You are asked to repeat the listing word for word and to leave out its pictures.
◇ ◇ ◇ ◇ ◇
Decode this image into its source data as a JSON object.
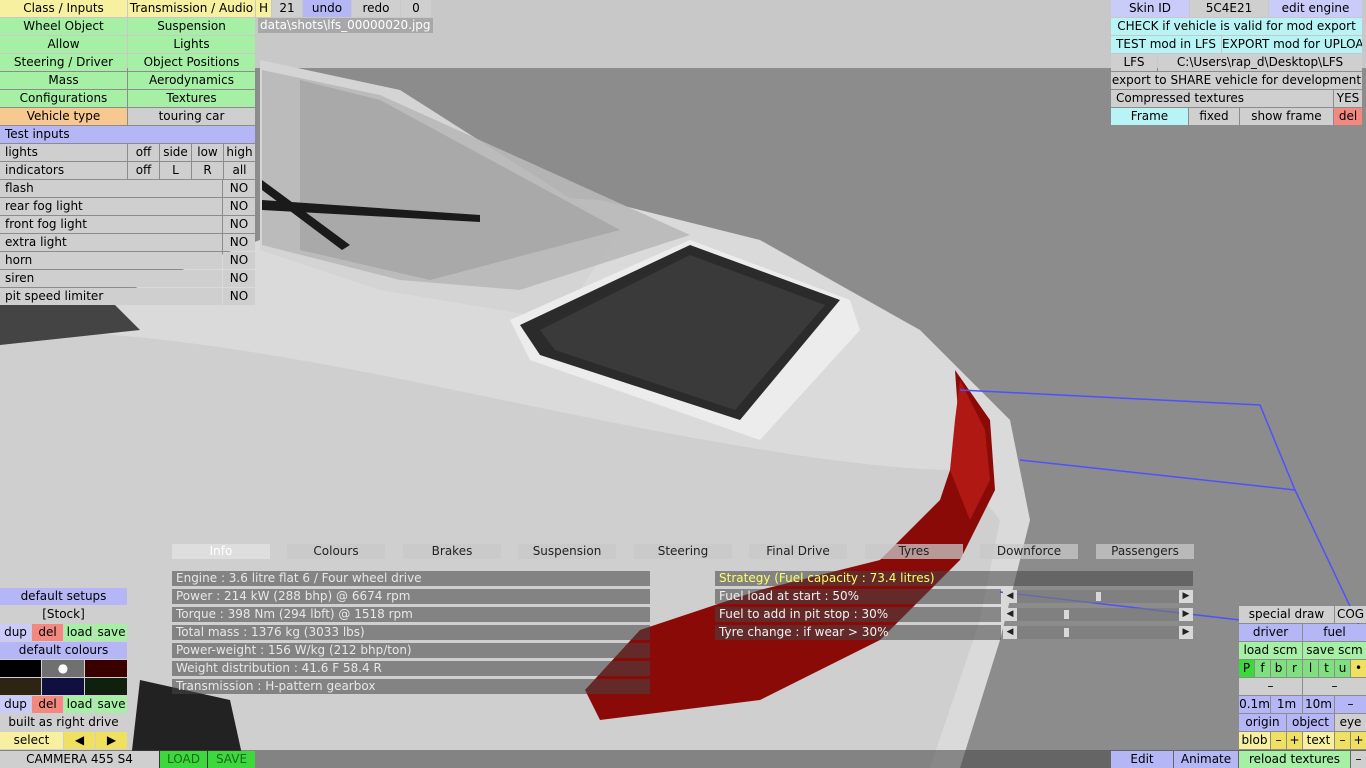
{
  "left_menu": {
    "rows": [
      [
        "Class / Inputs",
        "Transmission / Audio"
      ],
      [
        "Wheel Object",
        "Suspension"
      ],
      [
        "Allow",
        "Lights"
      ],
      [
        "Steering / Driver",
        "Object Positions"
      ],
      [
        "Mass",
        "Aerodynamics"
      ],
      [
        "Configurations",
        "Textures"
      ]
    ],
    "vehicle_type_label": "Vehicle type",
    "vehicle_type_value": "touring car"
  },
  "top_toolbar": {
    "h": "H",
    "num": "21",
    "undo": "undo",
    "redo": "redo",
    "zero": "0",
    "screenshot_path": "data\\shots\\lfs_00000020.jpg"
  },
  "test_inputs": {
    "header": "Test inputs",
    "lights": {
      "label": "lights",
      "options": [
        "off",
        "side",
        "low",
        "high"
      ]
    },
    "indicators": {
      "label": "indicators",
      "options": [
        "off",
        "L",
        "R",
        "all"
      ]
    },
    "toggles": [
      {
        "label": "flash",
        "value": "NO"
      },
      {
        "label": "rear fog light",
        "value": "NO"
      },
      {
        "label": "front fog light",
        "value": "NO"
      },
      {
        "label": "extra light",
        "value": "NO"
      },
      {
        "label": "horn",
        "value": "NO"
      },
      {
        "label": "siren",
        "value": "NO"
      },
      {
        "label": "pit speed limiter",
        "value": "NO"
      }
    ]
  },
  "right_panel": {
    "skin_id_label": "Skin ID",
    "skin_id_value": "5C4E21",
    "edit_engine": "edit engine",
    "check": "CHECK if vehicle is valid for mod export",
    "test_mod": "TEST mod in LFS",
    "export_mod": "EXPORT mod for UPLOAD",
    "lfs": "LFS",
    "lfs_path": "C:\\Users\\rap_d\\Desktop\\LFS",
    "export_share": "export to SHARE vehicle for development",
    "compressed_label": "Compressed textures",
    "compressed_value": "YES",
    "frame": "Frame",
    "fixed": "fixed",
    "show_frame": "show frame",
    "del": "del"
  },
  "info_tabs": [
    "Info",
    "Colours",
    "Brakes",
    "Suspension",
    "Steering",
    "Final Drive",
    "Tyres",
    "Downforce",
    "Passengers"
  ],
  "info_lines": [
    "Engine : 3.6 litre flat 6 / Four wheel drive",
    "Power : 214 kW (288 bhp) @ 6674 rpm",
    "Torque : 398 Nm (294 lbft) @ 1518 rpm",
    "Total mass : 1376 kg (3033 lbs)",
    "Power-weight : 156 W/kg (212 bhp/ton)",
    "Weight distribution : 41.6 F  58.4 R",
    "Transmission : H-pattern gearbox"
  ],
  "strategy": {
    "title": "Strategy (Fuel capacity : 73.4 litres)",
    "rows": [
      {
        "label": "Fuel load at start : 50%",
        "fraction": 0.5
      },
      {
        "label": "Fuel to add in pit stop : 30%",
        "fraction": 0.3
      },
      {
        "label": "Tyre change : if wear > 30%",
        "fraction": 0.3
      }
    ]
  },
  "bottom_left": {
    "default_setups": "default setups",
    "stock": "[Stock]",
    "dup": "dup",
    "del": "del",
    "load": "load",
    "save": "save",
    "default_colours": "default colours",
    "swatch_colors": [
      "#000000",
      "#707070",
      "#3a0000",
      "#2e2414",
      "#101040",
      "#0f200f"
    ],
    "built_as": "built as right drive",
    "select": "select",
    "left_arrow": "◀",
    "right_arrow": "▶"
  },
  "status_bar": {
    "car_name": "CAMMERA 455 S4",
    "load": "LOAD",
    "save": "SAVE",
    "edit": "Edit",
    "animate": "Animate"
  },
  "bottom_right": {
    "special_draw": "special draw",
    "cog": "COG",
    "driver": "driver",
    "fuel": "fuel",
    "load_scm": "load scm",
    "save_scm": "save scm",
    "letters": [
      "P",
      "f",
      "b",
      "r",
      "l",
      "t",
      "u",
      "•"
    ],
    "minus": "–",
    "dist": [
      "0.1m",
      "1m",
      "10m",
      "–"
    ],
    "origin": "origin",
    "object": "object",
    "eye": "eye",
    "blob": "blob",
    "text": "text",
    "plus": "+",
    "dash": "–",
    "reload_textures": "reload textures"
  },
  "colors": {
    "sky": "#c5c5c5",
    "car_body": "#dcdcdc",
    "tail_light": "#8a0a08"
  }
}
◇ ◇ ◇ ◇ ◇
● **SOLUTION TO THIS TASK**:
Decode this image into its source data as a JSON object.
{
  "left_menu": {
    "rows": [
      [
        "Class / Inputs",
        "Transmission / Audio"
      ],
      [
        "Wheel Object",
        "Suspension"
      ],
      [
        "Allow",
        "Lights"
      ],
      [
        "Steering / Driver",
        "Object Positions"
      ],
      [
        "Mass",
        "Aerodynamics"
      ],
      [
        "Configurations",
        "Textures"
      ]
    ],
    "vehicle_type_label": "Vehicle type",
    "vehicle_type_value": "touring car"
  },
  "top_toolbar": {
    "h": "H",
    "num": "21",
    "undo": "undo",
    "redo": "redo",
    "zero": "0",
    "screenshot_path": "data\\shots\\lfs_00000020.jpg"
  },
  "test_inputs": {
    "header": "Test inputs",
    "lights": {
      "label": "lights",
      "options": [
        "off",
        "side",
        "low",
        "high"
      ]
    },
    "indicators": {
      "label": "indicators",
      "options": [
        "off",
        "L",
        "R",
        "all"
      ]
    },
    "toggles": [
      {
        "label": "flash",
        "value": "NO"
      },
      {
        "label": "rear fog light",
        "value": "NO"
      },
      {
        "label": "front fog light",
        "value": "NO"
      },
      {
        "label": "extra light",
        "value": "NO"
      },
      {
        "label": "horn",
        "value": "NO"
      },
      {
        "label": "siren",
        "value": "NO"
      },
      {
        "label": "pit speed limiter",
        "value": "NO"
      }
    ]
  },
  "right_panel": {
    "skin_id_label": "Skin ID",
    "skin_id_value": "5C4E21",
    "edit_engine": "edit engine",
    "check": "CHECK if vehicle is valid for mod export",
    "test_mod": "TEST mod in LFS",
    "export_mod": "EXPORT mod for UPLOAD",
    "lfs": "LFS",
    "lfs_path": "C:\\Users\\rap_d\\Desktop\\LFS",
    "export_share": "export to SHARE vehicle for development",
    "compressed_label": "Compressed textures",
    "compressed_value": "YES",
    "frame": "Frame",
    "fixed": "fixed",
    "show_frame": "show frame",
    "del": "del"
  },
  "info_tabs": [
    "Info",
    "Colours",
    "Brakes",
    "Suspension",
    "Steering",
    "Final Drive",
    "Tyres",
    "Downforce",
    "Passengers"
  ],
  "info_lines": [
    "Engine : 3.6 litre flat 6 / Four wheel drive",
    "Power : 214 kW (288 bhp) @ 6674 rpm",
    "Torque : 398 Nm (294 lbft) @ 1518 rpm",
    "Total mass : 1376 kg (3033 lbs)",
    "Power-weight : 156 W/kg (212 bhp/ton)",
    "Weight distribution : 41.6 F  58.4 R",
    "Transmission : H-pattern gearbox"
  ],
  "strategy": {
    "title": "Strategy (Fuel capacity : 73.4 litres)",
    "rows": [
      {
        "label": "Fuel load at start : 50%",
        "fraction": 0.5
      },
      {
        "label": "Fuel to add in pit stop : 30%",
        "fraction": 0.3
      },
      {
        "label": "Tyre change : if wear > 30%",
        "fraction": 0.3
      }
    ]
  },
  "bottom_left": {
    "default_setups": "default setups",
    "stock": "[Stock]",
    "dup": "dup",
    "del": "del",
    "load": "load",
    "save": "save",
    "default_colours": "default colours",
    "swatch_colors": [
      "#000000",
      "#707070",
      "#3a0000",
      "#2e2414",
      "#101040",
      "#0f200f"
    ],
    "built_as": "built as right drive",
    "select": "select",
    "left_arrow": "◀",
    "right_arrow": "▶"
  },
  "status_bar": {
    "car_name": "CAMMERA 455 S4",
    "load": "LOAD",
    "save": "SAVE",
    "edit": "Edit",
    "animate": "Animate"
  },
  "bottom_right": {
    "special_draw": "special draw",
    "cog": "COG",
    "driver": "driver",
    "fuel": "fuel",
    "load_scm": "load scm",
    "save_scm": "save scm",
    "letters": [
      "P",
      "f",
      "b",
      "r",
      "l",
      "t",
      "u",
      "•"
    ],
    "minus": "–",
    "dist": [
      "0.1m",
      "1m",
      "10m",
      "–"
    ],
    "origin": "origin",
    "object": "object",
    "eye": "eye",
    "blob": "blob",
    "text": "text",
    "plus": "+",
    "dash": "–",
    "reload_textures": "reload textures"
  },
  "colors": {
    "sky": "#c5c5c5",
    "car_body": "#dcdcdc",
    "tail_light": "#8a0a08"
  }
}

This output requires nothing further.